» Assignment:
Go through the records and extract every line with the word "Hindi".

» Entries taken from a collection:

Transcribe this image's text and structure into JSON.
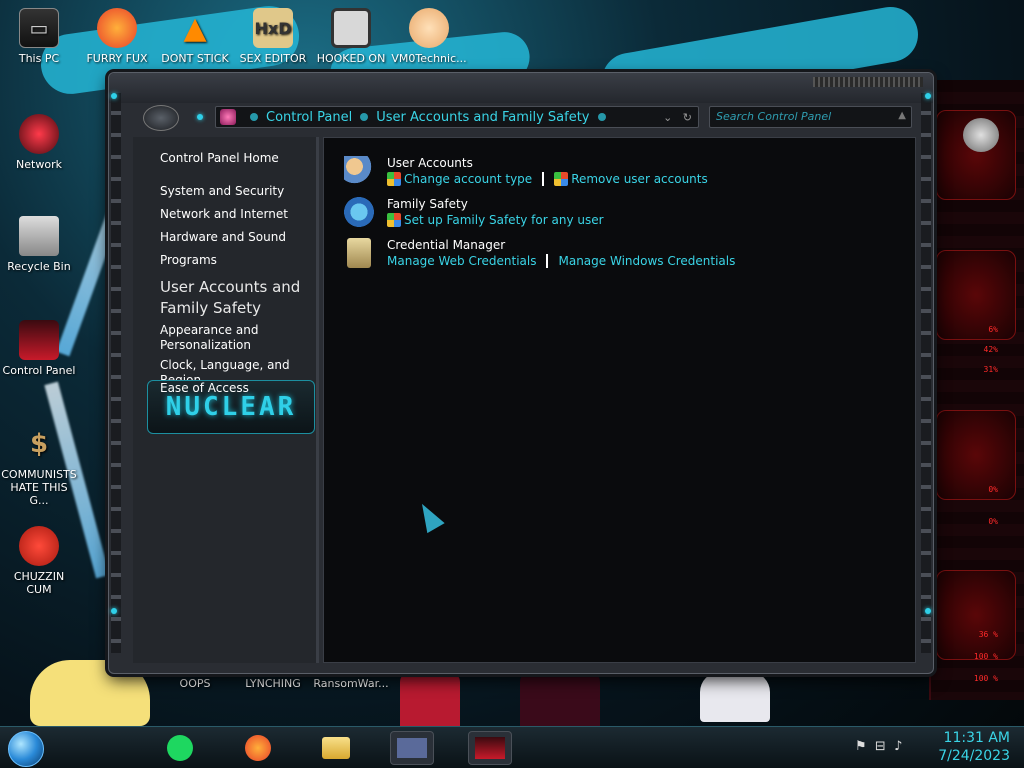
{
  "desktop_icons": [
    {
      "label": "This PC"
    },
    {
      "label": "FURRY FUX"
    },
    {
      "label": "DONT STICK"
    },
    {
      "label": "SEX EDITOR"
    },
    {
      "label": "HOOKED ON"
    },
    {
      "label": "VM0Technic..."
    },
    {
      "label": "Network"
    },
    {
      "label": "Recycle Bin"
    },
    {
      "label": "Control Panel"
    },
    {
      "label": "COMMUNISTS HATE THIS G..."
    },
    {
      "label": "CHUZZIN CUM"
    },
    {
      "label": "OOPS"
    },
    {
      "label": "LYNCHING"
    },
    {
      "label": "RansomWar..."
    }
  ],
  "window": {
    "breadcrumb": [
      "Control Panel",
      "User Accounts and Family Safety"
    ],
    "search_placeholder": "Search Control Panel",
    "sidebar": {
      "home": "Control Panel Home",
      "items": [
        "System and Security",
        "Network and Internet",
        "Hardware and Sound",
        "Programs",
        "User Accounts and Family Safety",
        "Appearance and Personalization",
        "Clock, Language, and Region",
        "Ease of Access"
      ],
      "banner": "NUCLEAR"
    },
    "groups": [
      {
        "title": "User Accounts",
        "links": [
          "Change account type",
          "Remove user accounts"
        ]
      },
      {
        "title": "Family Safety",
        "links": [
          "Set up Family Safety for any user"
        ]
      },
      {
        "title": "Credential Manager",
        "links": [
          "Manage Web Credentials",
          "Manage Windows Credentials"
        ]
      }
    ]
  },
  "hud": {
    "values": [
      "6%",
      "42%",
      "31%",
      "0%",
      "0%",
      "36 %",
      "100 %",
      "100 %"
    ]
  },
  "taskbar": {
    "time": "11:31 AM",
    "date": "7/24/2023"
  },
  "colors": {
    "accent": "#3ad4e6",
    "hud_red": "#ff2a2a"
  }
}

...

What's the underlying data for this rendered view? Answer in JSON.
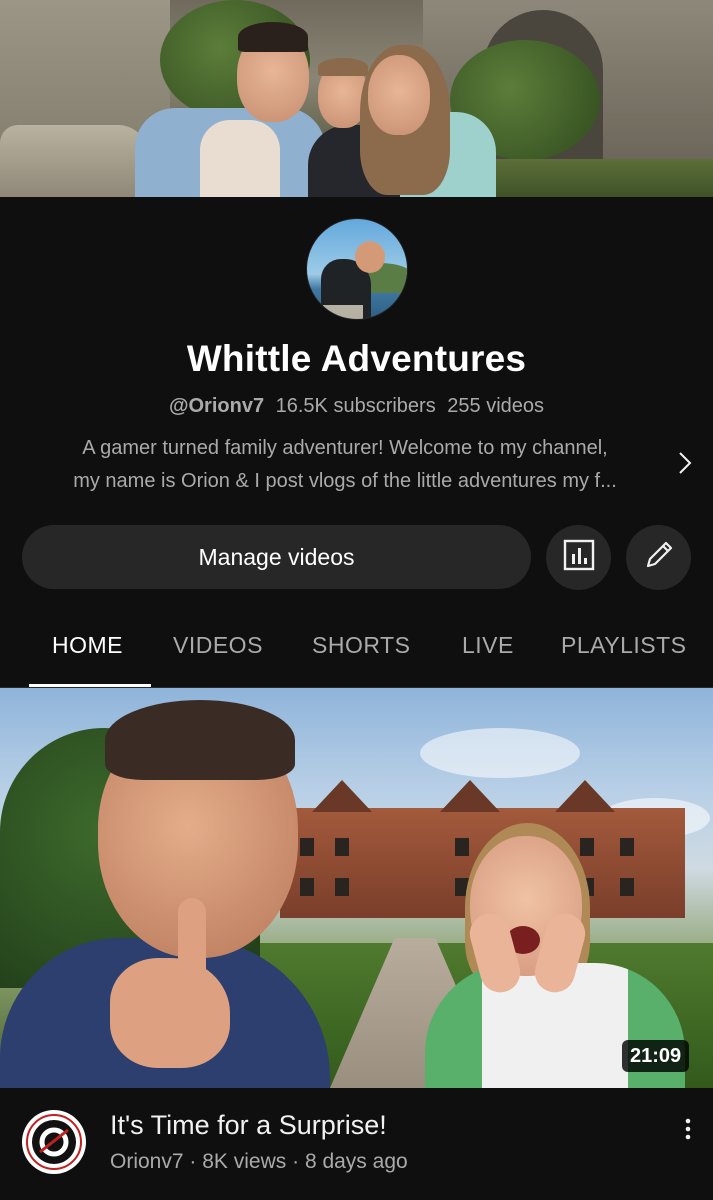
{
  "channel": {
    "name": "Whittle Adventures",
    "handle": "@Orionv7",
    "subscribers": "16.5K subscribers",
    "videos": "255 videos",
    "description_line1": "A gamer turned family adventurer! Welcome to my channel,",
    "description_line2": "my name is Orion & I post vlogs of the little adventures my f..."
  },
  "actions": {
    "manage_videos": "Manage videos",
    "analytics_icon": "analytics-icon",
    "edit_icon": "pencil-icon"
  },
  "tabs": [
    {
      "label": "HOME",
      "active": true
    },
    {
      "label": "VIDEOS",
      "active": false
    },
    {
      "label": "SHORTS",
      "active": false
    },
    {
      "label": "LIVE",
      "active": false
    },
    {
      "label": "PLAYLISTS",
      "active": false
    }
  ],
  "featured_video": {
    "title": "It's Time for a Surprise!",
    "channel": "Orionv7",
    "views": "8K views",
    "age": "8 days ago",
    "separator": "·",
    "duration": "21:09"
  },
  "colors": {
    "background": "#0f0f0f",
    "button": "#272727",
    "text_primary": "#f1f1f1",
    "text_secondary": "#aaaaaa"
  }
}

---

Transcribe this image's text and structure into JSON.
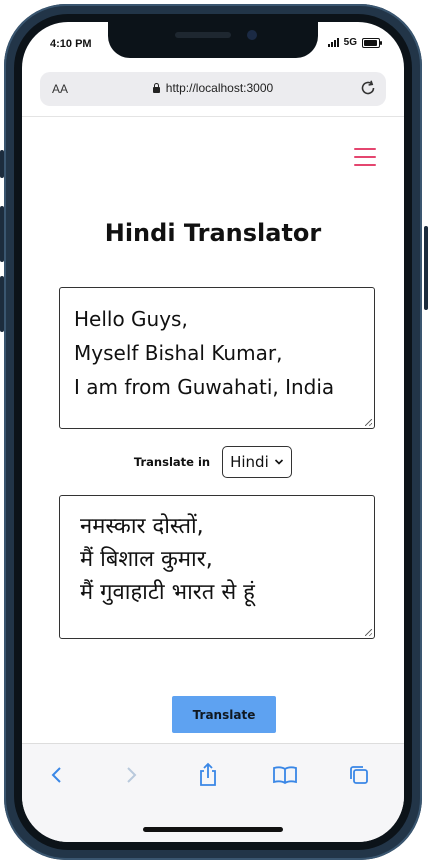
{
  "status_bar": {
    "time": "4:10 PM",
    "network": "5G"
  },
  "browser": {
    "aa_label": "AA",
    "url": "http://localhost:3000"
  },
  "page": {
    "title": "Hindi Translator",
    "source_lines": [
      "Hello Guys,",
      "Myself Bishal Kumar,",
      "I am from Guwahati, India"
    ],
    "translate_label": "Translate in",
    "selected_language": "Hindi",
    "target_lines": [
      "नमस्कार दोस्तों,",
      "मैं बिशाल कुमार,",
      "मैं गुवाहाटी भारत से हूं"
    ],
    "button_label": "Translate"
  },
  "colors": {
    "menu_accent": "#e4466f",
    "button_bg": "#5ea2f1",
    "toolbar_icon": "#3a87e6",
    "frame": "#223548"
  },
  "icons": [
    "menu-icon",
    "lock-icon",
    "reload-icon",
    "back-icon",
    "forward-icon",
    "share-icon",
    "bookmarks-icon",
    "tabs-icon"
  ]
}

» Response to this task:
    "title": "Hindi Translator",
    "selected_language": "Hindi",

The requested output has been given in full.